Can’t Hardly Wait is a film revolving around a group of teens hanging out at a party the day of high school graduation. They all have a single purpose in being there, and none of their reasons are the same. There are at least five, although possibly more, coexisting subplots in this film, and despite that being a rather large number, they never get too difficult to keep track of — but only because we’ve seen them before and none of them are all that deep.
After some dialogue playing over the opening credits, we learn a few things. The first is that there’s a party taking place at someone’s house (her parents are out of town on the day of graduation for some reason), and that if you went to the school, you’re invited. The second thing we learn is that Amanda Beckett (Jennifer Love Hewitt), the most popular girl at school, and Mike Dexter (Peter Facinelli), the most popular guy, have broken up. Upon hearing this news, Preston Meyers (Ethan Embry), decides to focus on telling Amanda how he has felt about her for their entire high school career.
Preston convinces his friend, Denise (Lauren Ambrose) to tag along, although as soon as they arrive, he ditches her and she’s left all alone. She has no idea what to do, being the sarcastic social outcast that she is, and eventually finds herself trapped in the bathroom … with another person. The door to the bathroom is broken, and after entering and slamming the door before seeing anyone was in there (or learning it doesn’t open), she finds herself locked in with a wannabe gangsta named Kenny (Seth Green). They spend the night reminiscing about the past four years, learning more about themselves in the process.
Meanwhile, Preston is still chasing after his dream girl. Mike, the jock to rule all jocks, is trying to convince his other jock friends to break up with their girlfriends, presumably because he’s bored now that he dumped his. The nerds of the school, led by William (Charlie Korsmo), are planning to drug Mike and take incriminating photographs of him as payback for the years of anguish he put them through. The band at the party is constantly fighting, one girl claims to want to obtain all 500+ signatures in her yearbook, and even a stripper dressed as an angel. And there are also a ton of cameos scattered throughout, giving you maybe a dozen moments of “Hey, I recognize him/her!”
The point is that there is a lot going on in this film. I’m not sure if you can count all of the aforementioned as their own subplots, but they’re all in the film. There are more that I didn’t mention as well, but they’re more one-off gags than actual plots. Then again, the angel stripper is only seen once as well, and the yearbook girl is only seen a handful of times and never actually talks with anyone, so maybe you can’t count them either. Regardless, they were memorable enough to make note of in my mind, which to me says that they’re important enough to mention.

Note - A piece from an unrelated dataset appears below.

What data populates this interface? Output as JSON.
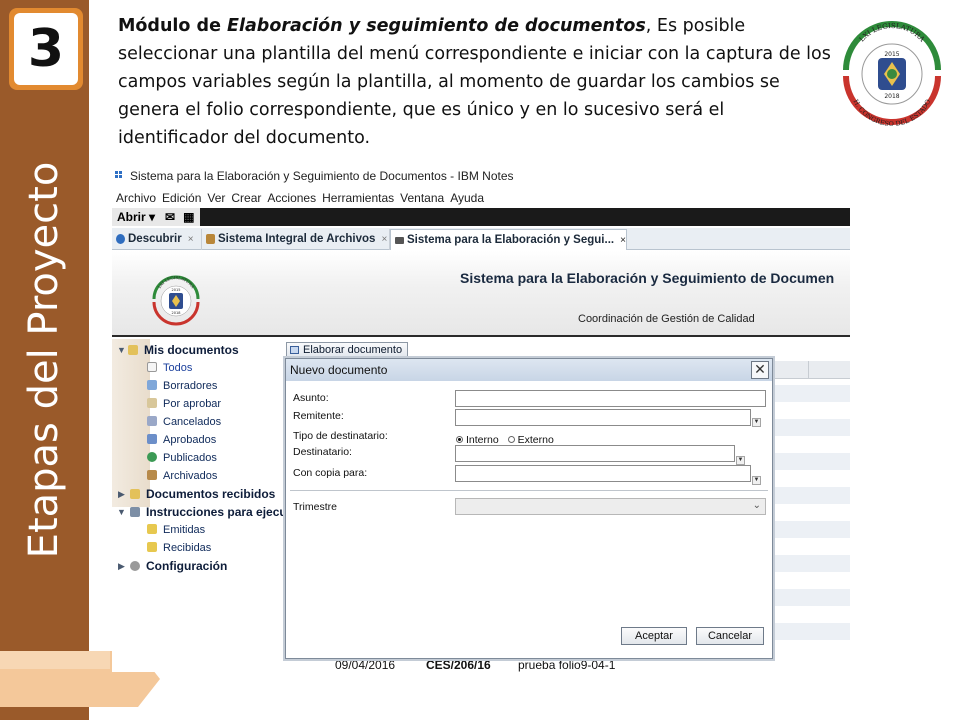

Unfortunately for the film, it only runs around 100 minutes, and you probably have 200 minutes worth of content given all of the situations. For a party that supposedly lasts all night long, it certainly doesn’t feel that way. The relatively short running time means that none of the separate storylines get enough time to feel realistic or develop in a realistic way. When character growth happens (almost all of which happens at the end), it’s forced and cliché. We don’t believe that characters would develop this way given what they’ve just experienced, and this makes the move appear much preachier than it should. Oh, the jock should be nicer to others and everyone needs to stop acting so fake? Who would have thought that?
Without relatable, deep, or interesting characters, the fractured narrative doesn’t work all that well. Jumping back and forth from underdeveloped story to another one gets tiresome, and by the end, I was hoping that the police would come to break up that party just so that certain characters would either be caught and therefore removed from the story, or forced into action thanks to the immediacy of the situation. Unfortunately, despite the overloaded plot, Can’t Hardly Wait‘s characters meander and take a lot of time doing nothing of consequence. This is frustrating already, by considering they don’t have the time necessary to develop already, wasting it doing nothing is unforgivable.
The one character you might believe in is the outcast girl, Denise. However, even she is an archetype, and because she’s not given enough time to develop, she never breaks out of the mold we associate with “outcast girl.” She hates parties? You don’t say. She’s too mature for the rest of her classmates? Really now, tell me more. But at least this character becomes two-dimensional, while everyone else sticks with one.
Can’t Hardly Wait, for all I’ve said about it, still doesn’t become unwatchable. It’s not funny, it has no real drama, the characters are all one-dimensional, the narrative does them a disservice, and it’s a cluttered mess, but it’s not terrible. Granted, I can’t think of one positive thing to say apart from that, but the sum of its parts is something that you will likely be able to tolerate, if nothing else. That’s not a recommendation, mind you, as you’re much better off watching something else, but if you want to see the dozens of cameos scattered throughout, you’ll be able to sit through the rest without being offended by the film for wasting your time.